[Stored entries]
============================================================
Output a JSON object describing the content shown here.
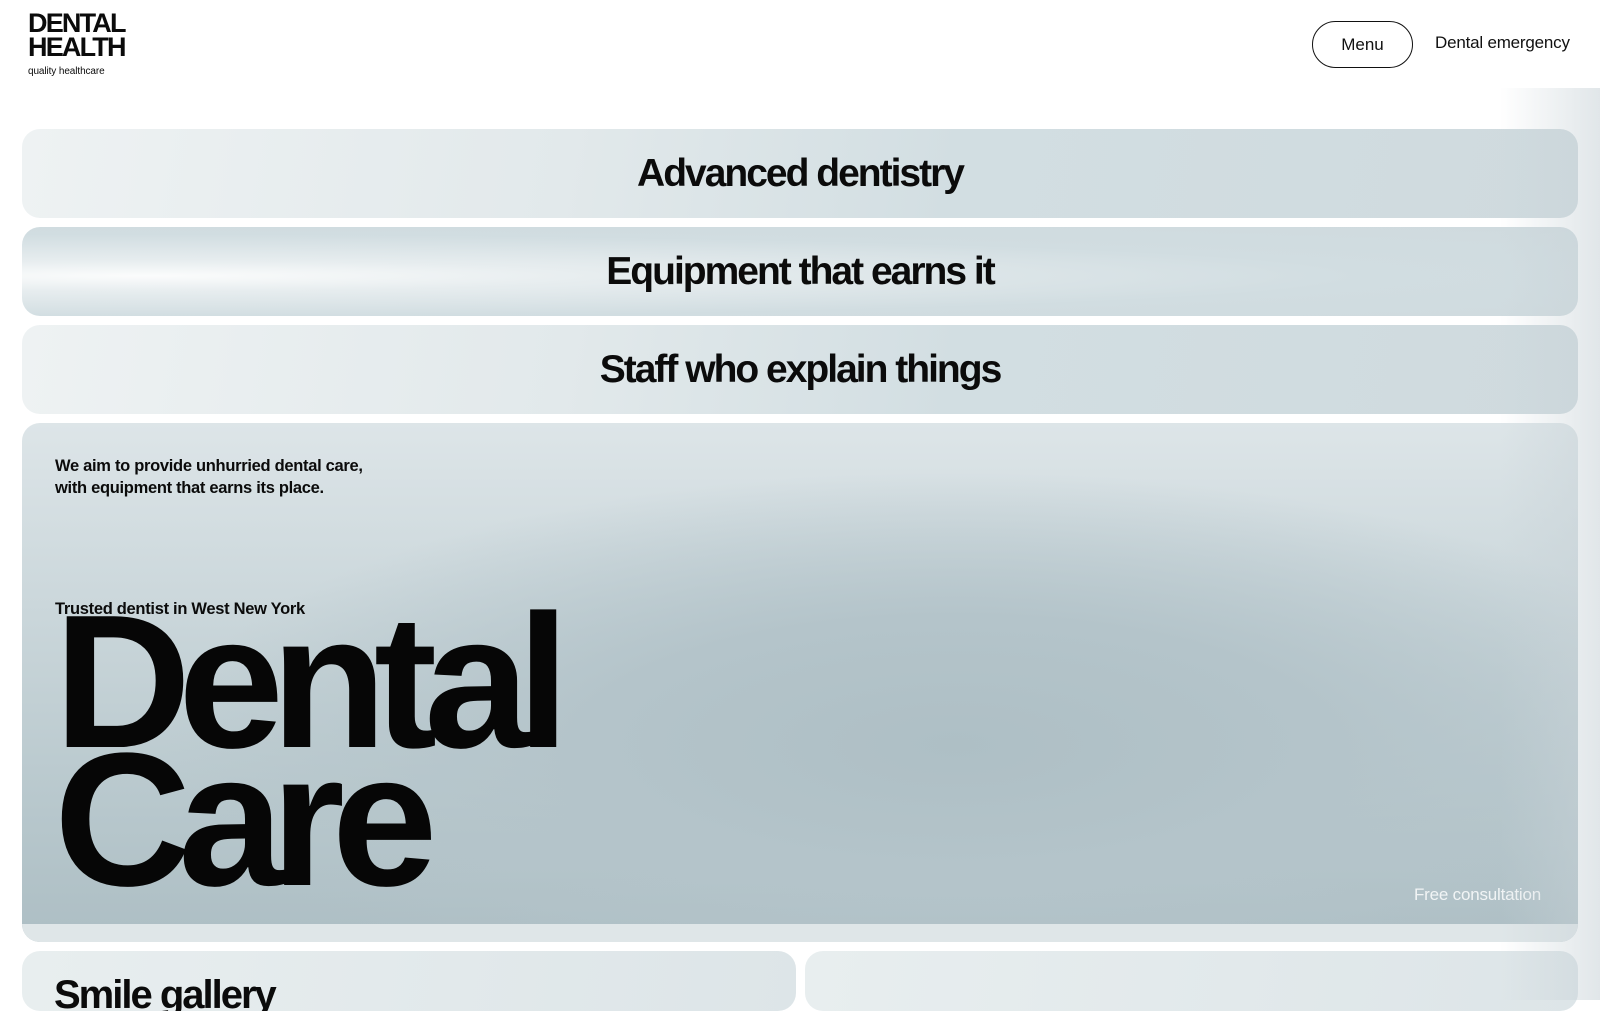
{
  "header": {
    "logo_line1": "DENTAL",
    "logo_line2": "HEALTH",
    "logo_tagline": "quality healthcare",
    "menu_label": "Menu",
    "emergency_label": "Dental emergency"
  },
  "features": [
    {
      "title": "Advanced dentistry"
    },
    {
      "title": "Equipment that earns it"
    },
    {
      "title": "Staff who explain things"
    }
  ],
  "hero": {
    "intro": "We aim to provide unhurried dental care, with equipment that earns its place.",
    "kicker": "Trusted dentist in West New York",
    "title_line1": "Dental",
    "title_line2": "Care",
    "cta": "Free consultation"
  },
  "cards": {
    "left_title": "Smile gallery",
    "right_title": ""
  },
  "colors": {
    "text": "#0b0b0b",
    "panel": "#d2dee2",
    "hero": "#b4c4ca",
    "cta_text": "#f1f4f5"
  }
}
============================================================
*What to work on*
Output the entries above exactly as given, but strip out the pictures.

*Result*
Output a JSON object describing the content shown here.
{
  "header": {
    "logo_line1": "DENTAL",
    "logo_line2": "HEALTH",
    "logo_tagline": "quality healthcare",
    "menu_label": "Menu",
    "emergency_label": "Dental emergency"
  },
  "features": [
    {
      "title": "Advanced dentistry"
    },
    {
      "title": "Equipment that earns it"
    },
    {
      "title": "Staff who explain things"
    }
  ],
  "hero": {
    "intro": "We aim to provide unhurried dental care, with equipment that earns its place.",
    "kicker": "Trusted dentist in West New York",
    "title_line1": "Dental",
    "title_line2": "Care",
    "cta": "Free consultation"
  },
  "cards": {
    "left_title": "Smile gallery",
    "right_title": ""
  },
  "colors": {
    "text": "#0b0b0b",
    "panel": "#d2dee2",
    "hero": "#b4c4ca",
    "cta_text": "#f1f4f5"
  }
}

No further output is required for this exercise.